Apr 4, 2014; Chicago, IL, USA; Chicago Cubs relief pitcherWesley Wright
(53) delivers a pitch during the seventh inning against the Philadelphia Phillies at Wrigley Field. Mandatory Credit: Dennis Wierzbicki-USA TODAY Sports
Despite the fact that Chicago Cubs starting pitchers have turned in a quality start 56 percent of the time this season (right on par with the league average), the team enters the series finale against the White Sox a season-worst 10 games below .500, losers of four straight.
The starting pitching has, by and large, been solid for first-year skipper Ricky Renteria, but his relief corps has been anything but reliable and consistent, converting just half of its save opportunities and struggling with control issues that have put the team on the wrong end of several close contests.
One may suggest that relievers have simply been used unfairly – perhaps in too many high-pressure situations. Well, according to the aLI sabermetric measure, which details the amount of pressure pitchers face in their appearances, Cubs relievers have avoided too many intense situations, with an aLI of 1.048, just above the league average of 1.00.
Matchups are something that Renteria has already become well-known for amongst Cubs fans, both with hitters and pitchers. So, in theory, both should enjoy more success in those given matchups.
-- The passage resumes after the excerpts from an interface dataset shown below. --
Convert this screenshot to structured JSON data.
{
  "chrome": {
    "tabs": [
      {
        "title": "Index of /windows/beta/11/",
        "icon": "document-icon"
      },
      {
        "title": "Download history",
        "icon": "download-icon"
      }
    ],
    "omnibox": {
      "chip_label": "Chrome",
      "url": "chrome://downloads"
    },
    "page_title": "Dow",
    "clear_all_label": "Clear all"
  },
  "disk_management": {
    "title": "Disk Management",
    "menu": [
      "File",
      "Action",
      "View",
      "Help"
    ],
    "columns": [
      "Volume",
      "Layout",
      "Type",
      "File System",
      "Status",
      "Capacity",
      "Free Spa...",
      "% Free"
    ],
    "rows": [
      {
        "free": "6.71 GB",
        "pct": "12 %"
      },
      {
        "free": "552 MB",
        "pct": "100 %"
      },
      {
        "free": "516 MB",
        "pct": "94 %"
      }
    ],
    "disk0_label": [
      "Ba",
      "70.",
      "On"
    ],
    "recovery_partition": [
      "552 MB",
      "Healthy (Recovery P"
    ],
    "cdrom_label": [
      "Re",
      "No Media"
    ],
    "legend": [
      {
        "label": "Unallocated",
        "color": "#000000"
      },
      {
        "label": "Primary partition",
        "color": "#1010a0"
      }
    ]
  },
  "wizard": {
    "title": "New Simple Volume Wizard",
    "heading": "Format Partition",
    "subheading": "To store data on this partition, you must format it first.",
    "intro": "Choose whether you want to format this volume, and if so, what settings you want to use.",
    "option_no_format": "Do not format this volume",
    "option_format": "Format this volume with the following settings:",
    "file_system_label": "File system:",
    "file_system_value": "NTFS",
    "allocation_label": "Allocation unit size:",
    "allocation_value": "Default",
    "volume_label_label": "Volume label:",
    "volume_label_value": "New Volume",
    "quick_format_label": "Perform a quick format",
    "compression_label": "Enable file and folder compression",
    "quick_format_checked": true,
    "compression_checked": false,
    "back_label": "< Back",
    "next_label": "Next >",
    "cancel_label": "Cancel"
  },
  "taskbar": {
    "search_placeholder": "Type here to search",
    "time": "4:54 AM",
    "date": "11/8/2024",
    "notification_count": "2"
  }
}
Unfortunately, that has not been the case.
Two Chicago relievers – injured former closer Jose Veras and utility pitcher Carlos Villanueva – have allowed opponents to hit over .300, with Veras allowing hitters to come in at that mark exactly, while Villanueva has been hammered to the tune of a batting average of .387.
It’s not so much the hits that have been breaking the backs of Cubs pitchers as it has been the walks and other control issues.
The club, as a whole, ranks in the top half of Major League Baseball in terms of base-on-balls allowed, but three pitchers – Villanueva, Justin Grimm and Pedro Strop – come in well above the league average OBP of .310. Hitters have posted a .405 OBP against Villanueva, a .365 mark against Grimm and a .345 clip against Strop.
Keeping these struggles in mind, there have also been some bright spots of late in the form of first-year Cub Wesley Wright and newly-annointed closer Hector Rondon.
Wright has appeared in a dozen ballgames for Chicago this season, posting a 1.64 ERA and a 6.00 SO/BB ratio – with a dozen punch outs and just a pair of walks. Rondon has appeared in 15 contests, pitching to the tune of a 1.69 ERA with three saves and a 10.1 SO/9 ratio – a promising sign in a still-limited sample size.
The injury bug has been a major issue for this team’s relief corps all season long, with Strop, Veras, Kyuji Fujikawa and James McDonald all currently on the disabled list. This has opened opportunities for the club’s young arms – the only question now is whether or not this group can realize its potential and help the Cubs claw their way back to .500.